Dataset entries
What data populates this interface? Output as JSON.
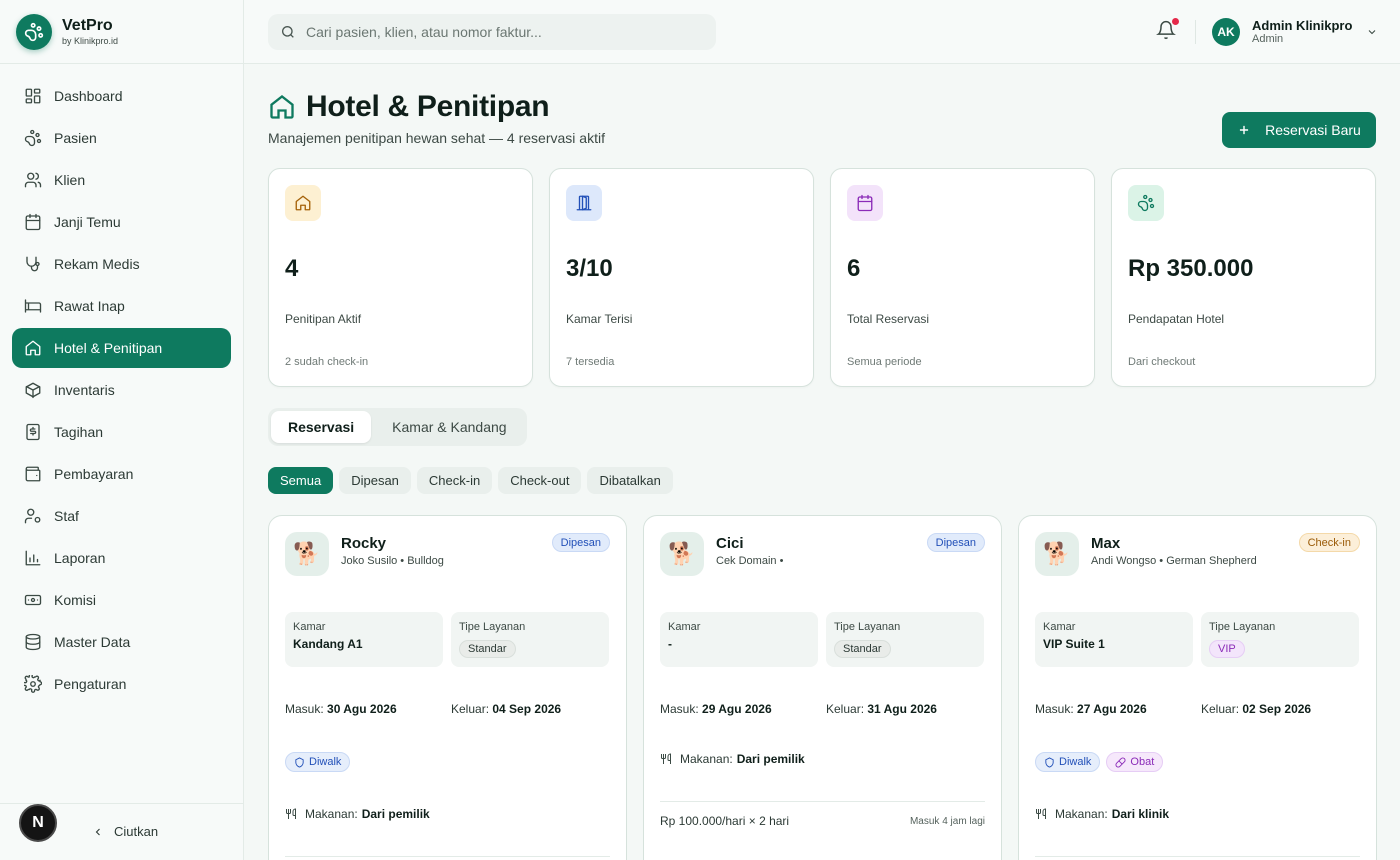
{
  "brand": {
    "name": "VetPro",
    "sub": "by Klinikpro.id"
  },
  "nav": [
    {
      "label": "Dashboard",
      "icon": "grid-icon"
    },
    {
      "label": "Pasien",
      "icon": "paw-icon"
    },
    {
      "label": "Klien",
      "icon": "users-icon"
    },
    {
      "label": "Janji Temu",
      "icon": "calendar-icon"
    },
    {
      "label": "Rekam Medis",
      "icon": "stethoscope-icon"
    },
    {
      "label": "Rawat Inap",
      "icon": "bed-icon"
    },
    {
      "label": "Hotel & Penitipan",
      "icon": "home-icon",
      "active": true
    },
    {
      "label": "Inventaris",
      "icon": "package-icon"
    },
    {
      "label": "Tagihan",
      "icon": "receipt-icon"
    },
    {
      "label": "Pembayaran",
      "icon": "wallet-icon"
    },
    {
      "label": "Staf",
      "icon": "user-cog-icon"
    },
    {
      "label": "Laporan",
      "icon": "bar-chart-icon"
    },
    {
      "label": "Komisi",
      "icon": "banknote-icon"
    },
    {
      "label": "Master Data",
      "icon": "database-icon"
    },
    {
      "label": "Pengaturan",
      "icon": "settings-icon"
    }
  ],
  "sidebar_footer": {
    "badge": "N",
    "collapse_label": "Ciutkan"
  },
  "search": {
    "placeholder": "Cari pasien, klien, atau nomor faktur..."
  },
  "user": {
    "initials": "AK",
    "name": "Admin Klinikpro",
    "role": "Admin"
  },
  "page": {
    "title": "Hotel & Penitipan",
    "subtitle": "Manajemen penitipan hewan sehat — 4 reservasi aktif",
    "new_button": "Reservasi Baru"
  },
  "stats": [
    {
      "value": "4",
      "label": "Penitipan Aktif",
      "foot": "2 sudah check-in",
      "icon": "home-icon",
      "bg": "#fdf0d2",
      "fg": "#a5620a"
    },
    {
      "value": "3/10",
      "label": "Kamar Terisi",
      "foot": "7 tersedia",
      "icon": "door-icon",
      "bg": "#dde8fb",
      "fg": "#2250b8"
    },
    {
      "value": "6",
      "label": "Total Reservasi",
      "foot": "Semua periode",
      "icon": "calendar-icon",
      "bg": "#f3e3fa",
      "fg": "#8b2bb8"
    },
    {
      "value": "Rp 350.000",
      "label": "Pendapatan Hotel",
      "foot": "Dari checkout",
      "icon": "paw-icon",
      "bg": "#dbf3e7",
      "fg": "#0e7a5f"
    }
  ],
  "tabs": [
    "Reservasi",
    "Kamar & Kandang"
  ],
  "filters": [
    "Semua",
    "Dipesan",
    "Check-in",
    "Check-out",
    "Dibatalkan"
  ],
  "labels": {
    "room": "Kamar",
    "service": "Tipe Layanan",
    "in": "Masuk:",
    "out": "Keluar:",
    "food": "Makanan:"
  },
  "reservations": [
    {
      "name": "Rocky",
      "sub": "Joko Susilo • Bulldog",
      "status": "Dipesan",
      "room": "Kandang A1",
      "service": "Standar",
      "in": "30 Agu 2026",
      "out": "04 Sep 2026",
      "tags": [
        "Diwalk"
      ],
      "food": "Dari pemilik"
    },
    {
      "name": "Cici",
      "sub": "Cek Domain •",
      "status": "Dipesan",
      "room": "-",
      "service": "Standar",
      "in": "29 Agu 2026",
      "out": "31 Agu 2026",
      "tags": [],
      "food": "Dari pemilik",
      "price": "Rp 100.000/hari × 2 hari",
      "eta": "Masuk 4 jam lagi"
    },
    {
      "name": "Max",
      "sub": "Andi Wongso • German Shepherd",
      "status": "Check-in",
      "room": "VIP Suite 1",
      "service": "VIP",
      "in": "27 Agu 2026",
      "out": "02 Sep 2026",
      "tags": [
        "Diwalk",
        "Obat"
      ],
      "food": "Dari klinik"
    }
  ]
}
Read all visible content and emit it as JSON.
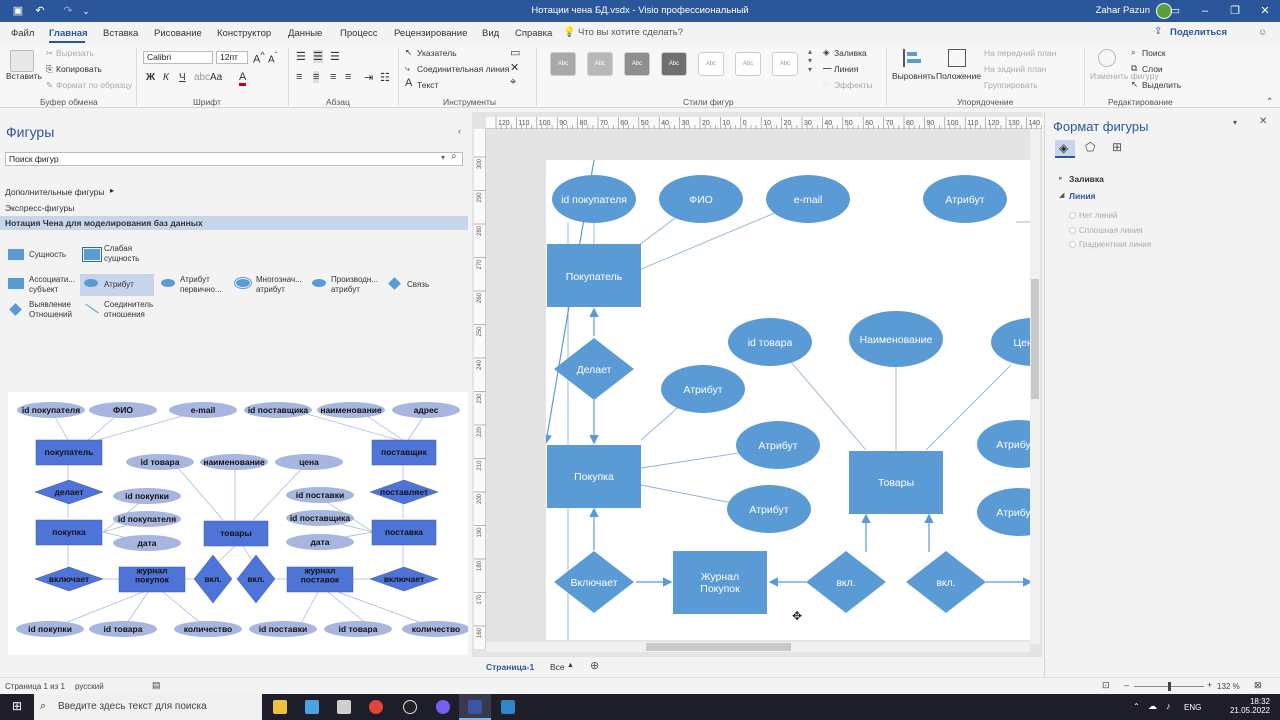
{
  "titlebar": {
    "title": "Нотации чена БД.vsdx  -  Visio профессиональный",
    "user": "Zahar Pazun",
    "colors": {
      "bar": "#2b579a",
      "accent": "#2b579a"
    }
  },
  "menu": {
    "items": [
      "Файл",
      "Главная",
      "Вставка",
      "Рисование",
      "Конструктор",
      "Данные",
      "Процесс",
      "Рецензирование",
      "Вид",
      "Справка"
    ],
    "tell_me": "Что вы хотите сделать?",
    "share": "Поделиться"
  },
  "ribbon": {
    "clipboard": {
      "paste": "Вставить",
      "cut": "Вырезать",
      "copy": "Копировать",
      "format_painter": "Формат по образцу",
      "label": "Буфер обмена"
    },
    "font": {
      "name": "Calibri",
      "size": "12пт",
      "label": "Шрифт"
    },
    "paragraph": {
      "label": "Абзац"
    },
    "tools": {
      "pointer": "Указатель",
      "connector": "Соединительная линия",
      "text": "Текст",
      "label": "Инструменты"
    },
    "styles": {
      "label": "Стили фигур",
      "sample": "Abc",
      "fill": "Заливка",
      "line": "Линия",
      "effects": "Эффекты"
    },
    "arrange": {
      "align": "Выровнять",
      "position": "Положение",
      "bring_front": "На передний план",
      "send_back": "На задний план",
      "group": "Группировать",
      "label": "Упорядочение"
    },
    "editing": {
      "change_shape": "Изменить фигуру",
      "find": "Поиск",
      "layers": "Слои",
      "select": "Выделить",
      "label": "Редактирование"
    }
  },
  "shapes_pane": {
    "title": "Фигуры",
    "search_placeholder": "Поиск фигур",
    "more_shapes": "Дополнительные фигуры",
    "quick_shapes": "Экспресс-фигуры",
    "stencil_name": "Нотация Чена для моделирования баз данных",
    "stencil_items": [
      {
        "label": "Сущность"
      },
      {
        "label": "Слабая\nсущность"
      },
      {
        "label": "Ассоциати...\nсубъект"
      },
      {
        "label": "Атрибут"
      },
      {
        "label": "Атрибут\nпервично..."
      },
      {
        "label": "Многознач...\nатрибут"
      },
      {
        "label": "Производн...\nатрибут"
      },
      {
        "label": "Связь"
      },
      {
        "label": "Выявление\nОтношений"
      },
      {
        "label": "Соединитель\nотношения"
      }
    ]
  },
  "preview": {
    "attrs_top": [
      "id покупателя",
      "ФИО",
      "e-mail",
      "id поставщика",
      "наименование",
      "адрес"
    ],
    "entities": [
      "покупатель",
      "покупка",
      "товары",
      "поставщик",
      "поставка",
      "журнал\nпокупок",
      "журнал\nпоставок"
    ],
    "relations": [
      "делает",
      "включает",
      "вкл.",
      "вкл.",
      "поставляет",
      "включает"
    ],
    "attrs_mid": [
      "id товара",
      "наименование",
      "цена",
      "id покупки",
      "id покупателя",
      "дата",
      "id поставки",
      "id поставщика",
      "дата"
    ],
    "attrs_bottom": [
      "id покупки",
      "id товара",
      "количество",
      "id поставки",
      "id товара",
      "количество"
    ]
  },
  "diagram": {
    "attributes": [
      "id покупателя",
      "ФИО",
      "e-mail",
      "Атрибут",
      "id товара",
      "Наименование",
      "Цена",
      "Атрибут",
      "Атрибут",
      "Атрибут",
      "Атрибут",
      "Атрибут"
    ],
    "entities": [
      "Покупатель",
      "Покупка",
      "Товары",
      "Журнал\nПокупок"
    ],
    "relations": [
      "Делает",
      "Включает",
      "вкл.",
      "вкл."
    ],
    "colors": {
      "shape": "#5b9bd5",
      "text": "#ffffff",
      "line": "#7fa8d1"
    }
  },
  "rulers": {
    "h": [
      "120",
      "110",
      "100",
      "90",
      "80",
      "70",
      "60",
      "50",
      "40",
      "30",
      "20",
      "10",
      "0",
      "10",
      "20",
      "30",
      "40",
      "50",
      "60",
      "70",
      "80",
      "90",
      "100",
      "110",
      "120",
      "130",
      "140"
    ],
    "v": [
      "300",
      "290",
      "280",
      "270",
      "260",
      "250",
      "240",
      "230",
      "220",
      "210",
      "200",
      "190",
      "180",
      "170",
      "160"
    ]
  },
  "page_tabs": {
    "current": "Страница-1",
    "all": "Все"
  },
  "format_pane": {
    "title": "Формат фигуры",
    "fill": "Заливка",
    "line": "Линия",
    "options": [
      "Нет линий",
      "Сплошная линия",
      "Градиентная линия"
    ]
  },
  "statusbar": {
    "page": "Страница 1 из 1",
    "language": "русский",
    "zoom": "132 %"
  },
  "taskbar": {
    "search": "Введите здесь текст для поиска",
    "lang": "ENG",
    "time": "18:32",
    "date": "21.05.2022"
  }
}
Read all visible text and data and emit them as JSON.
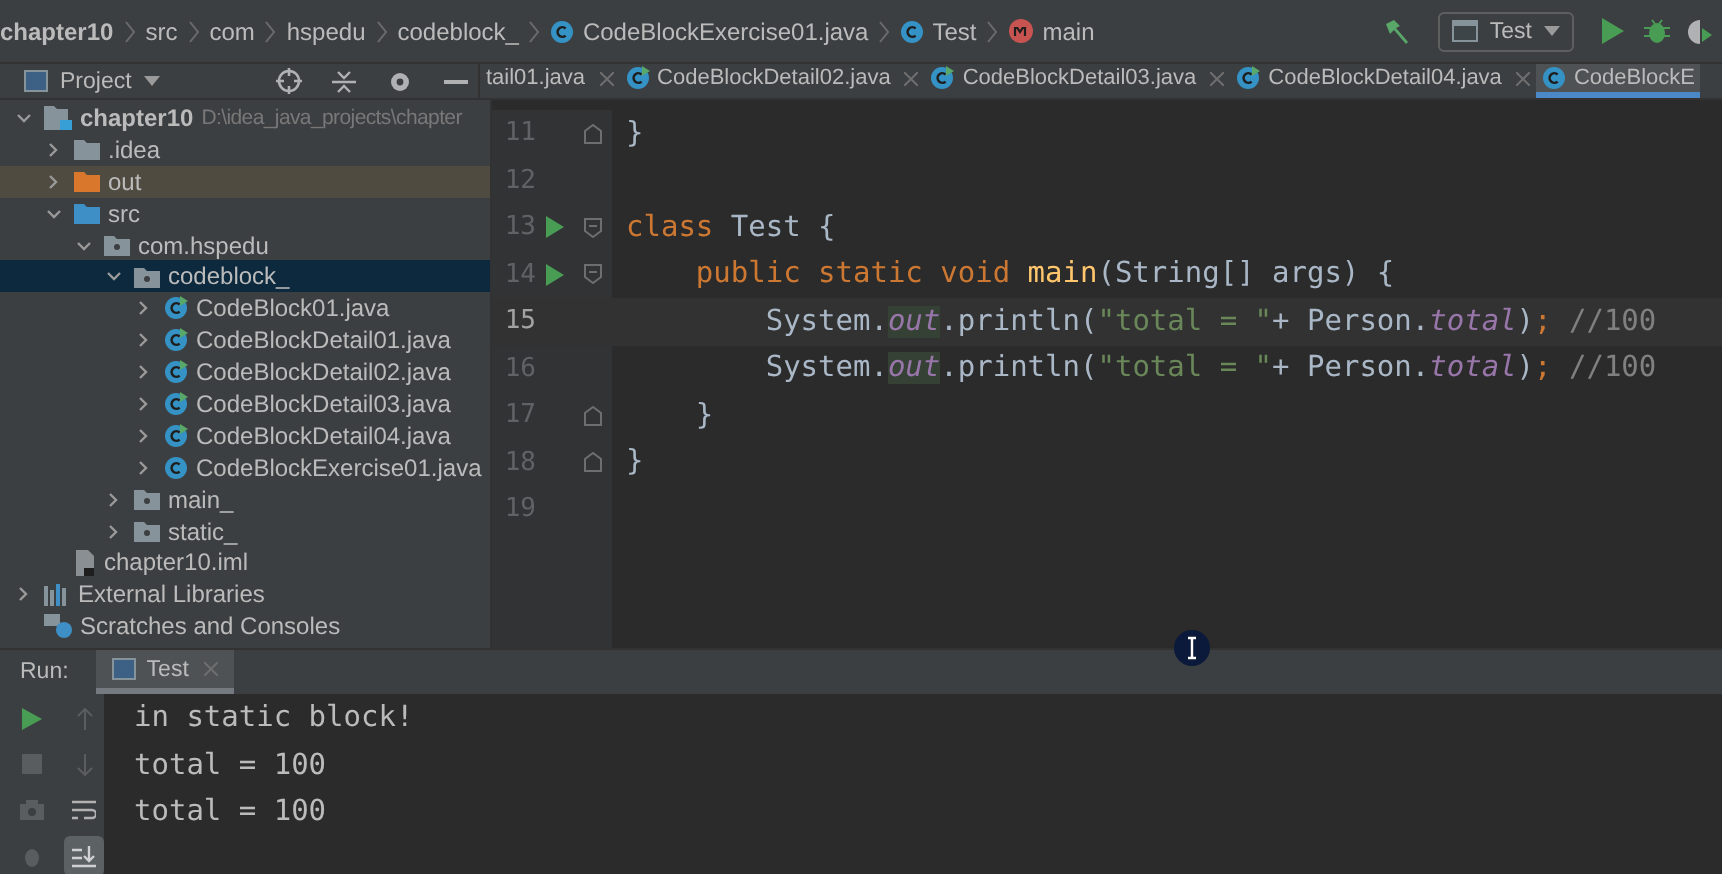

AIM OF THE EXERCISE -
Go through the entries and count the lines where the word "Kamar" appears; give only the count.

EXERCISE ANSWER -
3